#### What to work on:
Please restate every line below exactly, without any pictures.

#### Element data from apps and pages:
◇ ◇ ◇ ◇
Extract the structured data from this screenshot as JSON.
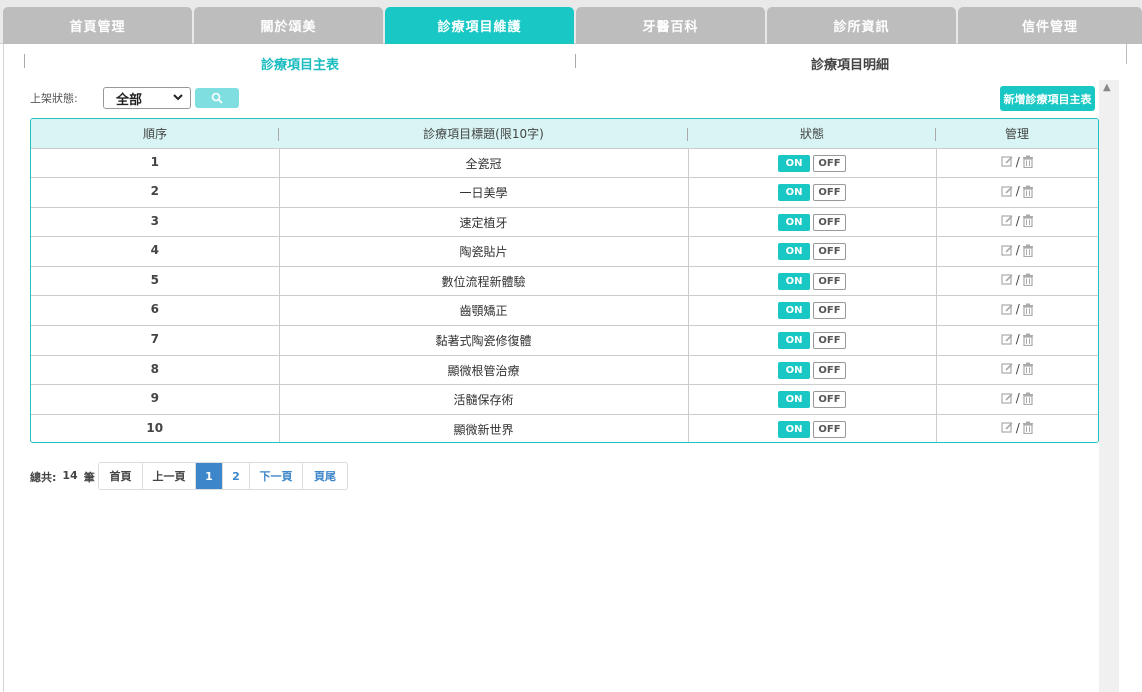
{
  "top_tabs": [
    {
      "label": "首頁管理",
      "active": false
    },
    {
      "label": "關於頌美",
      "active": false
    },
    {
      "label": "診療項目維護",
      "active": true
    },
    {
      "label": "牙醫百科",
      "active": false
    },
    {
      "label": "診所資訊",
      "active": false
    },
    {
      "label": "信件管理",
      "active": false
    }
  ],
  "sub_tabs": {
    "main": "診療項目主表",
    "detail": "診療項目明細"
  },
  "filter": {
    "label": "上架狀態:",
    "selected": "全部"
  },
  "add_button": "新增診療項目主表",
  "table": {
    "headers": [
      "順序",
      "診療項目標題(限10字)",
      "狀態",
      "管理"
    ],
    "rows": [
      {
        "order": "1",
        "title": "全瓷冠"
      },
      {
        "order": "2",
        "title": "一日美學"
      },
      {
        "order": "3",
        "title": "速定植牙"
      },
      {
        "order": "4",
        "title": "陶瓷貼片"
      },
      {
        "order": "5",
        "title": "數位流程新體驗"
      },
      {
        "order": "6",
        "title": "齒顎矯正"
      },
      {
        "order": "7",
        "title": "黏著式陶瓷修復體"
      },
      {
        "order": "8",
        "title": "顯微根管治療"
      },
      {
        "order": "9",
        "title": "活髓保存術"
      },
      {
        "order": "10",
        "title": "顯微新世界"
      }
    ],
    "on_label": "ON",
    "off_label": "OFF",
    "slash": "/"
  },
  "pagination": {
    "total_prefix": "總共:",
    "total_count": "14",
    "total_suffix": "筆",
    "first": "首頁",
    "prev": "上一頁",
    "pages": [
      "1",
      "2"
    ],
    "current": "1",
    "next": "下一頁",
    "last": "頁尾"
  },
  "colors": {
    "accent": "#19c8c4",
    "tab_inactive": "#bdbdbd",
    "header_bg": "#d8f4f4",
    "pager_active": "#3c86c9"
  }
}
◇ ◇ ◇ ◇
#### Answer to the problem:
Extract the structured data from this screenshot as JSON.
{
  "top_tabs": [
    {
      "label": "首頁管理",
      "active": false
    },
    {
      "label": "關於頌美",
      "active": false
    },
    {
      "label": "診療項目維護",
      "active": true
    },
    {
      "label": "牙醫百科",
      "active": false
    },
    {
      "label": "診所資訊",
      "active": false
    },
    {
      "label": "信件管理",
      "active": false
    }
  ],
  "sub_tabs": {
    "main": "診療項目主表",
    "detail": "診療項目明細"
  },
  "filter": {
    "label": "上架狀態:",
    "selected": "全部"
  },
  "add_button": "新增診療項目主表",
  "table": {
    "headers": [
      "順序",
      "診療項目標題(限10字)",
      "狀態",
      "管理"
    ],
    "rows": [
      {
        "order": "1",
        "title": "全瓷冠"
      },
      {
        "order": "2",
        "title": "一日美學"
      },
      {
        "order": "3",
        "title": "速定植牙"
      },
      {
        "order": "4",
        "title": "陶瓷貼片"
      },
      {
        "order": "5",
        "title": "數位流程新體驗"
      },
      {
        "order": "6",
        "title": "齒顎矯正"
      },
      {
        "order": "7",
        "title": "黏著式陶瓷修復體"
      },
      {
        "order": "8",
        "title": "顯微根管治療"
      },
      {
        "order": "9",
        "title": "活髓保存術"
      },
      {
        "order": "10",
        "title": "顯微新世界"
      }
    ],
    "on_label": "ON",
    "off_label": "OFF",
    "slash": "/"
  },
  "pagination": {
    "total_prefix": "總共:",
    "total_count": "14",
    "total_suffix": "筆",
    "first": "首頁",
    "prev": "上一頁",
    "pages": [
      "1",
      "2"
    ],
    "current": "1",
    "next": "下一頁",
    "last": "頁尾"
  },
  "colors": {
    "accent": "#19c8c4",
    "tab_inactive": "#bdbdbd",
    "header_bg": "#d8f4f4",
    "pager_active": "#3c86c9"
  }
}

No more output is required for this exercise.